CASTRIES, St. Lucia–November 3rd, 2020–The ongoing third round of National Consultations under the (CROP) will continue in Saint Lucia on Nov. 3 and 4.
CROP is currently being implemented by the OECS Commission on behalf of five of its member states: Dominica, Grenada, Saint Lucia, St. Kitts and Nevis and St. Vincent and the Grenadines.
The project seeks to strengthen Ocean Governance as well as Coastal and Marine Spatial Planning and develop a Regional Marine Spatial Planning Framework for the wider OECS region.
In this round of consultation policy makers and key stakeholders in the maritime sector will be engaged to review and refine the draft coastal and marine spatial plans that were devised in the first two rounds of consultations among the five countries.
Project Manager, Susana Scott spoke on the importance of the consultative stage in developing the Coastal Master Plans and Marine Spatial Plans for Member States.
“The first and second round of consultations helped to collate information to design the plans and now that we have these drafts, they will be taken again to stakeholders to be able to refine the products. After that, we will have regional validation meetings to validate that these are the documents that will be carried forward.”
The consultations which are being held virtually are being facilitated by Dillon Consulting Ltd., the consulting firm spearheading the Coastal and Marine Spatial Planning component of the Caribbean Regional Oceanscape Project.
Ruth Blyther is the Director of The Nature Conservancy’s Eastern Caribbean Program based in the US Virgin Islands. In this video Ruth shares her perspective of the importance of striving to understand others’ needs in order to achieve conservation wins. This video is featured on the CROP Web site.

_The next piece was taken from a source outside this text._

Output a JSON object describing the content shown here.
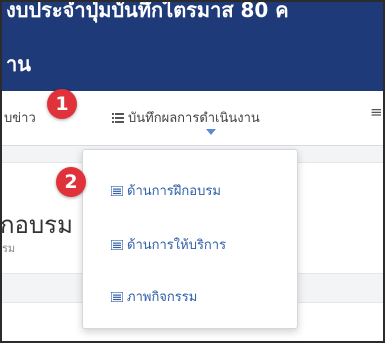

St. Kitts & Nevis was the first of the five countries to hold its third round of national consultations, October 27-29th; Saint Lucia will follow this week; Grenada and St. Vincent & The Grenadines’ consultations are scheduled for November 17-19 and Dominica’s is scheduled for November 24 -26.
Ocean resources in the Caribbean have the potential to make a much greater contribution to poverty reduction and shared prosperity for the region’s growing population of 40 million, and to increase their resilience to climate change.
However, the natural systems underpinning the health of the Caribbean Sea are changing at an alarming rate and scale, largely due to human action occurring in the context of weak institutions. The Caribbean region has been at the forefront of a movement towards a blue economy. The region is home to a growing number of developing states that share the Caribbean Sea and have embraced the concept as the centerpiece of future growth strategies.
Within the region, the Organization of Eastern Caribbean States (OECS) Commission has established an Ocean Governance and Fisheries Program with a mandate to support articulation of clear policy frameworks for governance of the many economic activities dependent on the Caribbean Sea and to promote greater consideration of the ecosystem functions and services which the ocean provides for member states. Further, the OECS Heads of Government endorsed the Eastern Caribbean Regional Ocean Policy (ECROP) in 2013.